═════ DATASET

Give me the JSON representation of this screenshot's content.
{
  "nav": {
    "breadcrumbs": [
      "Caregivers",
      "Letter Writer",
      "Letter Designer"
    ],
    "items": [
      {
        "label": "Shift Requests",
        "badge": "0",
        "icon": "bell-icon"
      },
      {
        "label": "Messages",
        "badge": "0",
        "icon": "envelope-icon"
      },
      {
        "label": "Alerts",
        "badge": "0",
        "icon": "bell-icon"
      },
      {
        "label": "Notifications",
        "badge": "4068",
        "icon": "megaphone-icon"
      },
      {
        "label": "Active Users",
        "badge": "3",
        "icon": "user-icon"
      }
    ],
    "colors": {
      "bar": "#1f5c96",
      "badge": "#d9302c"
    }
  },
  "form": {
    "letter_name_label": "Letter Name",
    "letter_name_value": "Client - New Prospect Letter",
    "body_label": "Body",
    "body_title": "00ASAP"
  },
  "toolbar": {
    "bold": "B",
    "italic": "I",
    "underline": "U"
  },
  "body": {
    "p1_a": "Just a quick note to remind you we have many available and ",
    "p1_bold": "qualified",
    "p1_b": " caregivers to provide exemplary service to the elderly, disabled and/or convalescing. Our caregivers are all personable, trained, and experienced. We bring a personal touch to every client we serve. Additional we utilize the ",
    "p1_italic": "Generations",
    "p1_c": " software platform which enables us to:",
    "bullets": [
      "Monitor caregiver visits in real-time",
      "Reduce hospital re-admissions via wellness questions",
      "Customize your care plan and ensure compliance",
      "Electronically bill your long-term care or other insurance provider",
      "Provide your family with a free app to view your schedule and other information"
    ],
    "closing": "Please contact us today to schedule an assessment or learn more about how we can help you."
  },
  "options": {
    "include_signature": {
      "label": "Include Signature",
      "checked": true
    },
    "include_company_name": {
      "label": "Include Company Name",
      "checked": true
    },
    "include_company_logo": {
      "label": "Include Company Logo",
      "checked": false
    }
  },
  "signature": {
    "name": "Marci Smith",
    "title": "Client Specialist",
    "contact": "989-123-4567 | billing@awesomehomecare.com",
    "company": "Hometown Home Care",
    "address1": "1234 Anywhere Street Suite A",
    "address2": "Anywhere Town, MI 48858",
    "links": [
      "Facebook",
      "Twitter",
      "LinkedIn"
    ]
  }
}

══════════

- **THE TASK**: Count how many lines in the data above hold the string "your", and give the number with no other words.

- **TASK OUTPUT**: 3